The problem - Only lines holding the word "비밀번호" are needed; copy each of them from the material.

Input data -
==================================================
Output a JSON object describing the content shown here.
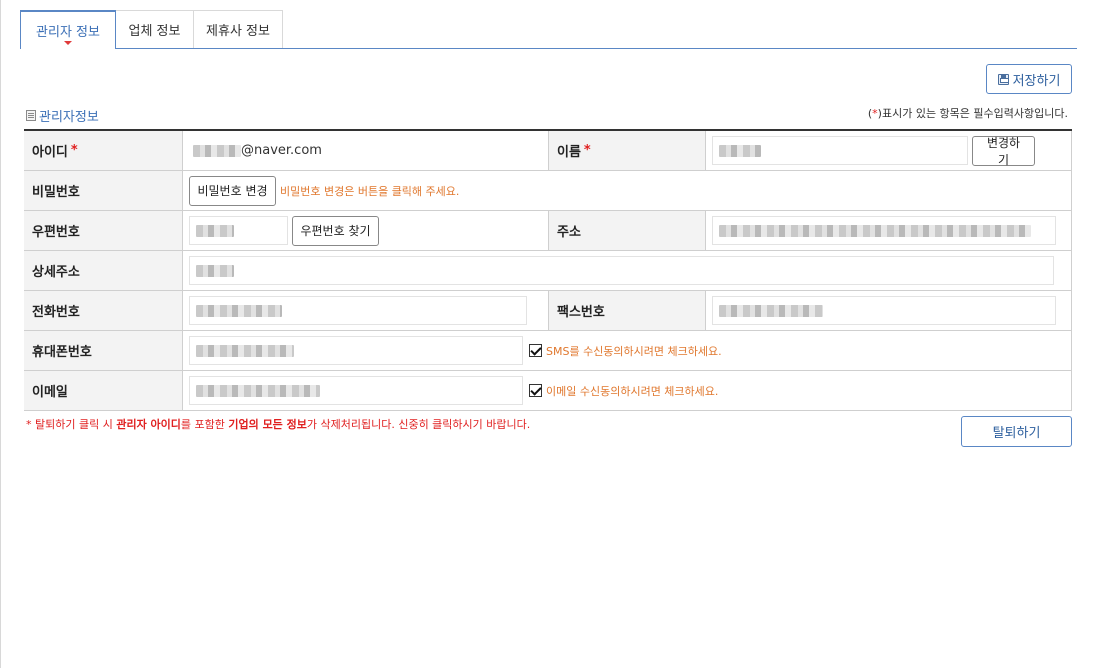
{
  "tabs": [
    {
      "label": "관리자 정보",
      "active": true
    },
    {
      "label": "업체 정보",
      "active": false
    },
    {
      "label": "제휴사 정보",
      "active": false
    }
  ],
  "toolbar": {
    "save_label": "저장하기"
  },
  "section": {
    "title": "관리자정보",
    "required_note_open": "(",
    "required_note_star": "*",
    "required_note_rest": ")표시가 있는 항목은 필수입력사항입니다."
  },
  "form": {
    "id": {
      "label": "아이디",
      "required_mark": "*",
      "value_suffix": "@naver.com"
    },
    "name": {
      "label": "이름",
      "required_mark": "*",
      "change_button": "변경하기"
    },
    "password": {
      "label": "비밀번호",
      "change_button": "비밀번호 변경",
      "hint": "비밀번호 변경은 버튼을 클릭해 주세요."
    },
    "zipcode": {
      "label": "우편번호",
      "find_button": "우편번호 찾기"
    },
    "address": {
      "label": "주소"
    },
    "address_detail": {
      "label": "상세주소"
    },
    "phone": {
      "label": "전화번호"
    },
    "fax": {
      "label": "팩스번호"
    },
    "mobile": {
      "label": "휴대폰번호",
      "sms_consent_checked": true,
      "sms_hint": "SMS를 수신동의하시려면 체크하세요."
    },
    "email": {
      "label": "이메일",
      "email_consent_checked": true,
      "email_hint": "이메일 수신동의하시려면 체크하세요."
    }
  },
  "footer": {
    "warn_star": "*",
    "warn_part1": " 탈퇴하기 클릭 시 ",
    "warn_bold1": "관리자 아이디",
    "warn_part2": "를 포함한 ",
    "warn_bold2": "기업의 모든 정보",
    "warn_part3": "가 삭제처리됩니다. 신중히 클릭하시기 바랍니다.",
    "withdraw_label": "탈퇴하기"
  },
  "colors": {
    "accent": "#3b6fb6",
    "required": "#e02020",
    "hint": "#e0772d"
  }
}
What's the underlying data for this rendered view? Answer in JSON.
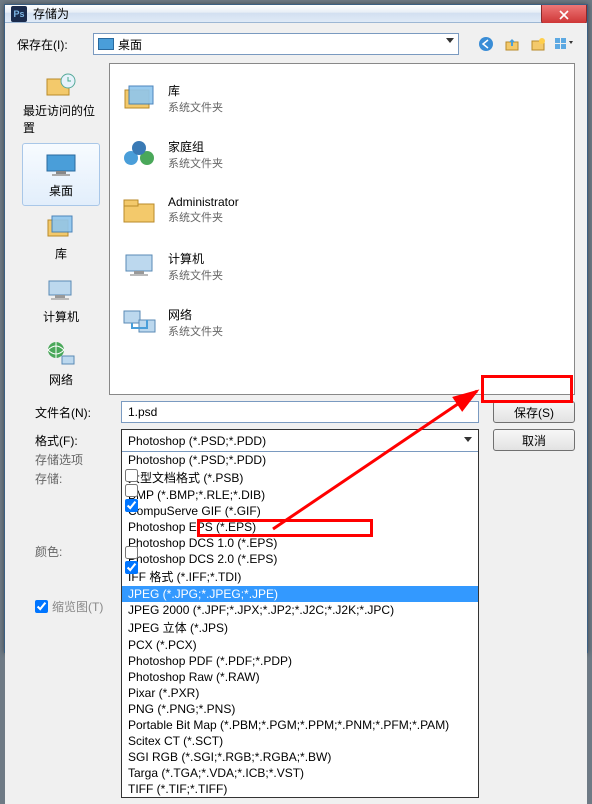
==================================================
Finished task -
      "label": "비밀번호",
      "change_button": "비밀번호 변경",
      "hint": "비밀번호 변경은 버튼을 클릭해 주세요."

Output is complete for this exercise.